In a recent Brookings white paper, several legal scholars took an in-depth look at the Foreign Emoluments Clause and the constitutional violations that result from President Trump’s continuing acceptance of benefits from foreign powers. This white paper, The Domestic Emoluments Clause: Its Text, Meaning, and Application to Donald J. Trump, takes a similar look at the Domestic Emoluments Clause, discussing the text and history of the Clause, how it should be interpreted, and what it means in the context of President Trump’s vast business holdings.
Based on this examination, the Constitutional Accountability Center concludes that President Trump is likely violating one of the Constitution’s most important provisions—a safeguard designed to prevent corruption and self-dealing in our highest office. And that should not be allowed to continue. — Joe
Search and Politics: The Uses and Impacts of Search in Britain, France, Germany, Italy, Poland, Spain, and the United States reports the results of an online poll of Internet users about how they use search, social media, and other important media to get information about political candidates, issues, and politics generally. From the abstract:

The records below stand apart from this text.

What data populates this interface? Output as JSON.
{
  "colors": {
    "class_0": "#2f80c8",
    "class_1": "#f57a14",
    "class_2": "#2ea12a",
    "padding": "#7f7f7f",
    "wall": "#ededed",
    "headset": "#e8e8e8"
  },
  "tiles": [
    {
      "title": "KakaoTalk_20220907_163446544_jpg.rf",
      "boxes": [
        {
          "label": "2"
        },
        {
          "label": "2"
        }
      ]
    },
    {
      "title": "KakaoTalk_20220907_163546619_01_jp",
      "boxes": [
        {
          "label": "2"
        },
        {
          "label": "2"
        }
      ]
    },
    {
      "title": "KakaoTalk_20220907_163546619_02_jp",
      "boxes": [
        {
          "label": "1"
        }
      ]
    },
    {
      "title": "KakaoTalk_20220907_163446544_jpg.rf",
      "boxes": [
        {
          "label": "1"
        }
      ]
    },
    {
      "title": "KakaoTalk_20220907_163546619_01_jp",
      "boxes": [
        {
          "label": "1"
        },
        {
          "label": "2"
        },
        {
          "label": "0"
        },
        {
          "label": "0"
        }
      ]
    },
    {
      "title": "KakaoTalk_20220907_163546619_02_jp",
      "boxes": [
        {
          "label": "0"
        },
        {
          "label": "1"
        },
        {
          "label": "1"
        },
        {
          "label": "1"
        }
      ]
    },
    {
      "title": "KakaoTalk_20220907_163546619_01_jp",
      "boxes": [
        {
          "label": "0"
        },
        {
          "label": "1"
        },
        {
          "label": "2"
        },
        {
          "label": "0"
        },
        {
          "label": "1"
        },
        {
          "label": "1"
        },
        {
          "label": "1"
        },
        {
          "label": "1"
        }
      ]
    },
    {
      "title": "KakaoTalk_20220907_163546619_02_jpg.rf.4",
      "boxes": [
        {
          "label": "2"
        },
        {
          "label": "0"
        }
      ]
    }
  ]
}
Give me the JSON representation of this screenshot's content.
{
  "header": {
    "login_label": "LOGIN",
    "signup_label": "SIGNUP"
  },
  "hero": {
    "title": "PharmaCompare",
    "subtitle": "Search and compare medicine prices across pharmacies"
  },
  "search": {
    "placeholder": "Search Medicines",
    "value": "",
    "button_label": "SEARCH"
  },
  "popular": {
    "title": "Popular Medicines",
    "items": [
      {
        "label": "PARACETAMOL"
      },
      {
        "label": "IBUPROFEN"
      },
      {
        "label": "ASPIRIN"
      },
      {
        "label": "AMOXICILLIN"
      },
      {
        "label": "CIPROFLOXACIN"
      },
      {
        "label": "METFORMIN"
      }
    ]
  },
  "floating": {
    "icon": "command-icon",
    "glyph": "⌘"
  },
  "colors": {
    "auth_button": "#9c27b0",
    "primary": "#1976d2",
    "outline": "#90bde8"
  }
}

Global debate over the impact of algorithms and search on shaping political opinions has increased following dramatic election results in Europe and the US. Powerful images of the Internet enabling access to a global treasure trove of information have shifted to worries over whether those who use search engines and social media are being fed inaccurate, false, or politically targeted information that distorts public opinion. There are serious questions over whether biases embedded in the algorithms that drive search engines and social media have major political consequences, such as creating filter bubbles or echo chambers. For example, do search engines and social media provide people with information that aligns with their beliefs and opinions or do they challenge them to consider countervailing perspectives? Most generally, the predominant concern is do these media have a major impact on public opinion and political viewpoints, and if so, for the better or worse.
According to John Launchbury, director of DARPA’s Information Innovation Office, the development of artificial intelligence is progressing in three waves: handcrafted knowledge, statistical learning and contextual adaptation. In the below video, Launchbury explains his theory. From the YouTube description:
John Launchbury … attempts to demystify AI–what it can do, what it can’t do, and where it is headed. Through a discussion of the “three waves of AI” and the capabilities required for AI to reach its full potential, John provides analytical context to help understand the roles AI already has played, does play now, and could play in the future.
The video is a companion communication for Launchbury’s stack, A DARPA Perspective on Artificial Intelligence. Recommended. — Joe
Hat tip Stephen Abram’s blog post for Pew Research Center’s Internet & American Life Project’s Books, libraries, and the changing digital landscape stack that was presented by Kathryn Zickuhr. — Joe